• ABOUT THIS EXERCISE
Find all lines in the listing that include the word "unbenann", then copy them.
AVAILABLE DATA Block Start
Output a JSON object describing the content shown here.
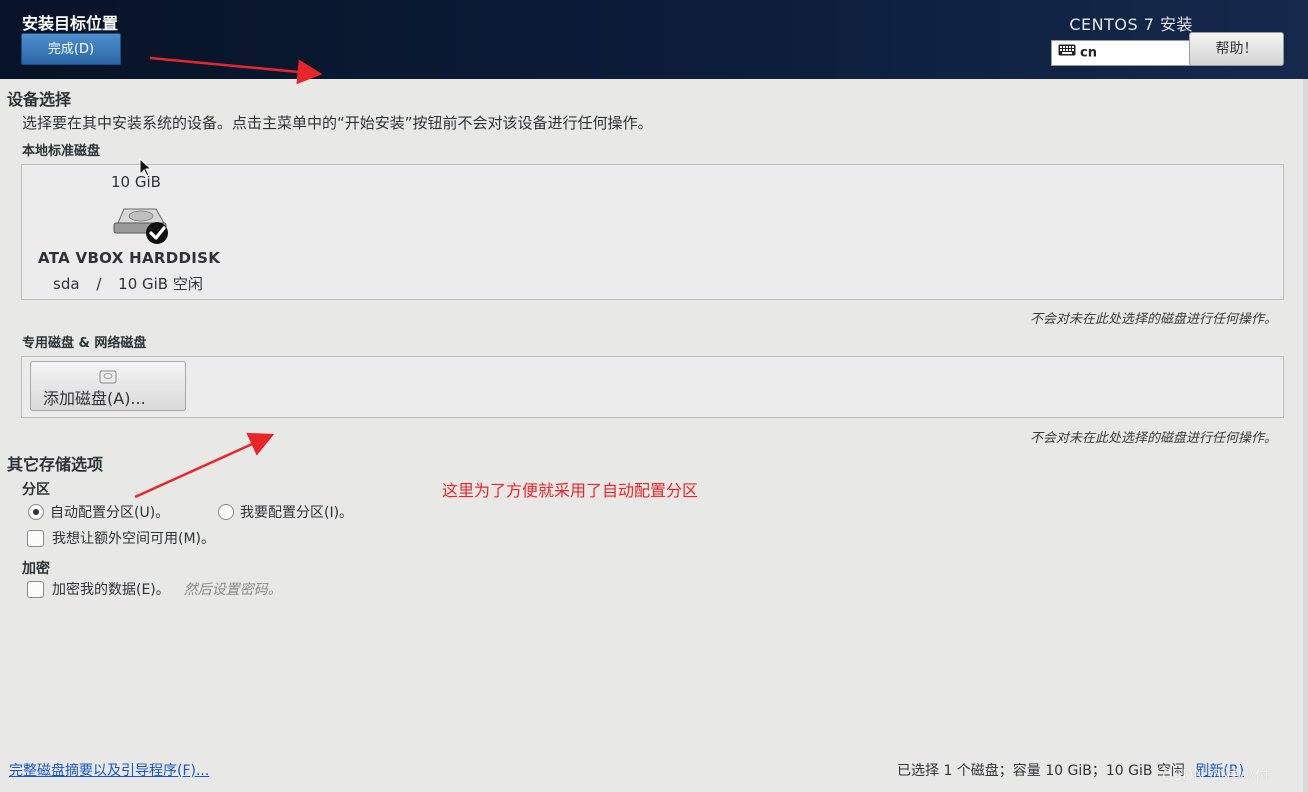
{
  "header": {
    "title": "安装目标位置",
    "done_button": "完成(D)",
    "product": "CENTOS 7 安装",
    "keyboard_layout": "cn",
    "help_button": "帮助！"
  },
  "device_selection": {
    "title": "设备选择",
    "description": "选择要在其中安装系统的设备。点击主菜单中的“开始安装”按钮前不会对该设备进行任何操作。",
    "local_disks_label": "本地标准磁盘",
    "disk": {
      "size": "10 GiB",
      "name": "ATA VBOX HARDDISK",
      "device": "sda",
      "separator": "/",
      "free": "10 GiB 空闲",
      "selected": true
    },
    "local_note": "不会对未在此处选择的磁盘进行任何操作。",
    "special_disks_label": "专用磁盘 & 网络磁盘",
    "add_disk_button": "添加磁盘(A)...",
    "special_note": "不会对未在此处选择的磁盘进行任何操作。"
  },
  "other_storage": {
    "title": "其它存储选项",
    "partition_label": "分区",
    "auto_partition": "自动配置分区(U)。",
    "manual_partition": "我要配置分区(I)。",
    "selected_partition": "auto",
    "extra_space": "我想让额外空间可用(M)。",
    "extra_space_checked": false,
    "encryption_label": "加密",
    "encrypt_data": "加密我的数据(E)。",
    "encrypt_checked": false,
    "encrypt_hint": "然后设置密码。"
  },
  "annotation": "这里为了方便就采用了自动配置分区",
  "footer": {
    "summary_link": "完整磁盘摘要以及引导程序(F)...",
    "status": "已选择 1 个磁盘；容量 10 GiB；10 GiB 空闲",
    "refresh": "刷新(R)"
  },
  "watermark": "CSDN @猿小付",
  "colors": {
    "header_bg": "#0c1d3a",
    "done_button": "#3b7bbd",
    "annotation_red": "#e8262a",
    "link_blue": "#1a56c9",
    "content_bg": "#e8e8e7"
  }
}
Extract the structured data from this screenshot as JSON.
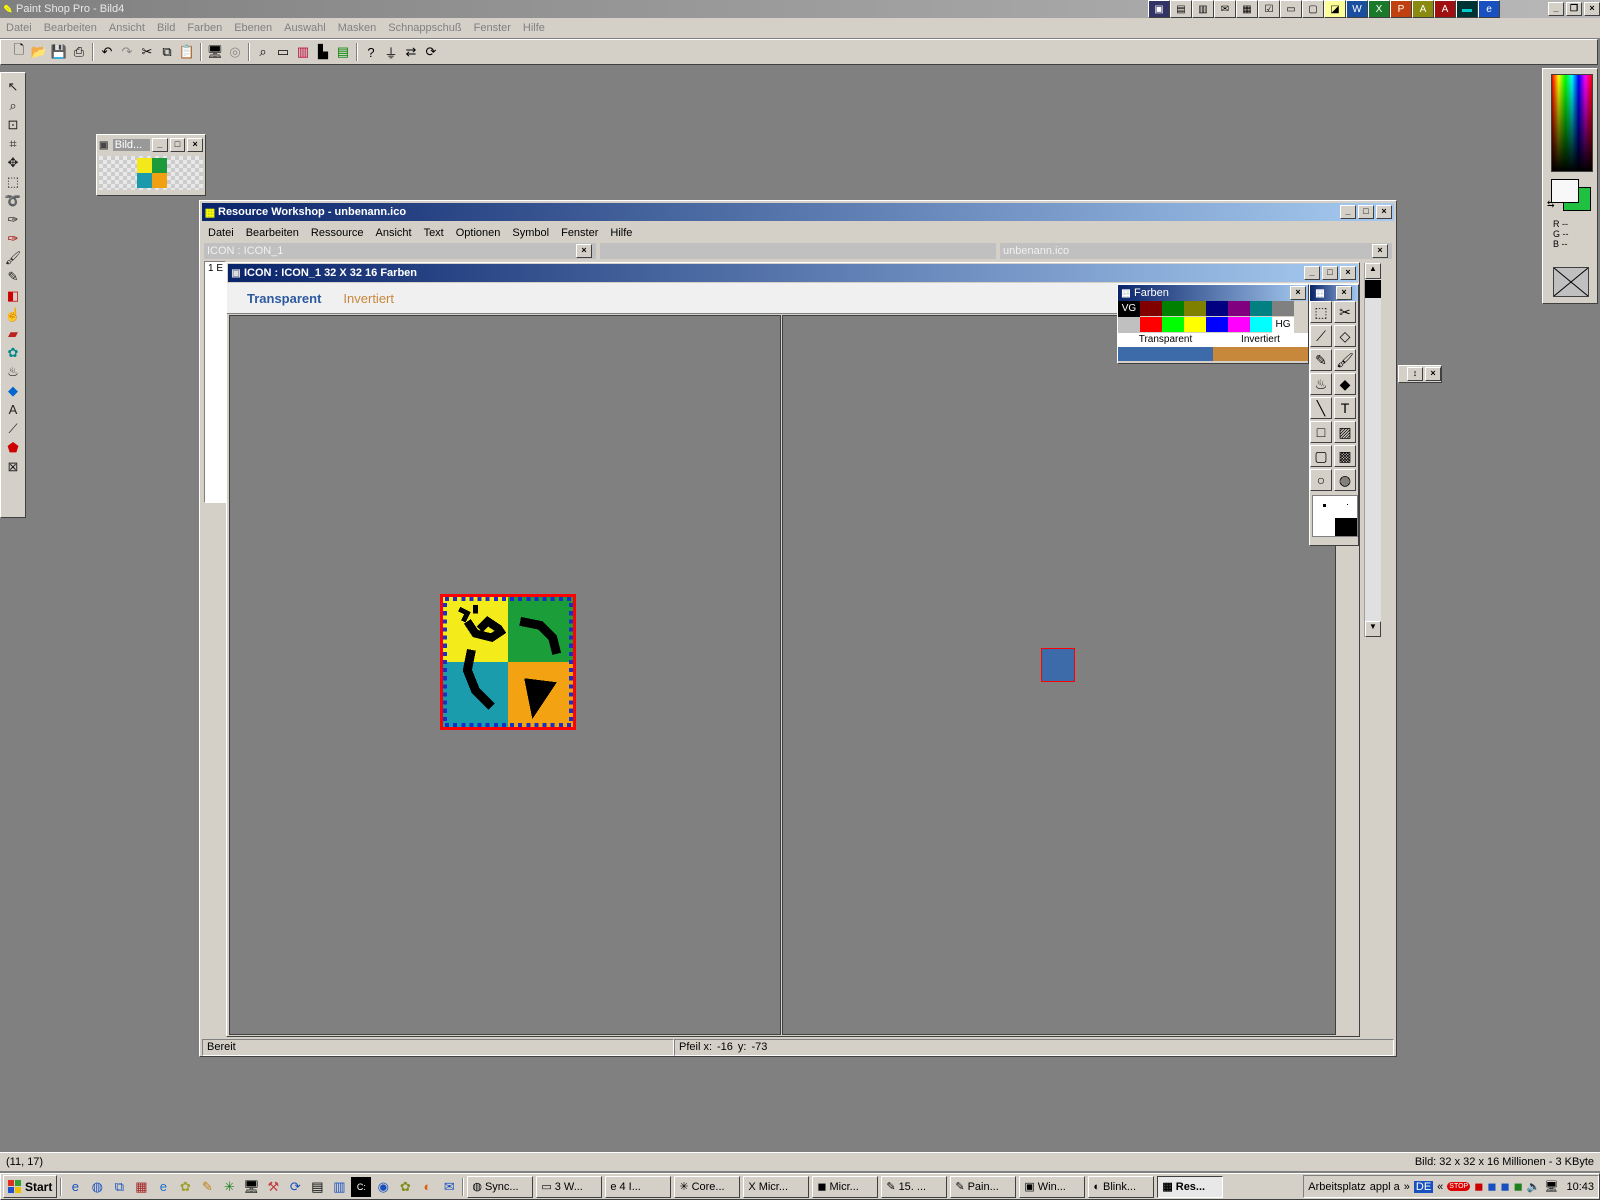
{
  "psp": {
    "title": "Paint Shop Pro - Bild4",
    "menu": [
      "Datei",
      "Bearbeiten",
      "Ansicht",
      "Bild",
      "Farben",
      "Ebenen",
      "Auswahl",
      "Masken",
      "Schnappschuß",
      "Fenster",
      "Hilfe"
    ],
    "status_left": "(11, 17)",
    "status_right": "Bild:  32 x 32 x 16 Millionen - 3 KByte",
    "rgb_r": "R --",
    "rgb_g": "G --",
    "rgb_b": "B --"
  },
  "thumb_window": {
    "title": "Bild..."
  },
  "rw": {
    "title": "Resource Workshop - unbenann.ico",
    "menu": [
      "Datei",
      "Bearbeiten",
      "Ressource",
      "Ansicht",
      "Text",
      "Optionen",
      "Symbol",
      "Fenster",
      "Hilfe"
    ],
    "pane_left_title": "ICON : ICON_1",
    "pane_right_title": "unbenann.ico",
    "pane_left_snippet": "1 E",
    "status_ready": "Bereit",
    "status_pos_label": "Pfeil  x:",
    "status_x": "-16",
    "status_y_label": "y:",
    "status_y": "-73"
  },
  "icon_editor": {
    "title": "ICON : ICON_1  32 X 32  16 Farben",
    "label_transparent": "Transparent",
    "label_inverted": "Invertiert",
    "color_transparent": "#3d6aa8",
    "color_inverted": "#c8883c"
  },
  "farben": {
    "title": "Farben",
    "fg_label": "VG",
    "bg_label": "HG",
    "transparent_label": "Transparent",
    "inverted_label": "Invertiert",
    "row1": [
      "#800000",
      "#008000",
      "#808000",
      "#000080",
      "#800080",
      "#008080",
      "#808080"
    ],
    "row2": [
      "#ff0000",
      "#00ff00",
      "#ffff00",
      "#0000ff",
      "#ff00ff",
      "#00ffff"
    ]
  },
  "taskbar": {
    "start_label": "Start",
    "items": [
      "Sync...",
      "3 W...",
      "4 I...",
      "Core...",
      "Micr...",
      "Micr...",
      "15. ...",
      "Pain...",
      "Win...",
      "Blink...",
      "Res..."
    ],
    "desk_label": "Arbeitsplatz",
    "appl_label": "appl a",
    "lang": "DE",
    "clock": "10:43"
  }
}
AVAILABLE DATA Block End
• TASK RESPONSE
    "title": "Resource Workshop - unbenann.ico",
    "pane_right_title": "unbenann.ico",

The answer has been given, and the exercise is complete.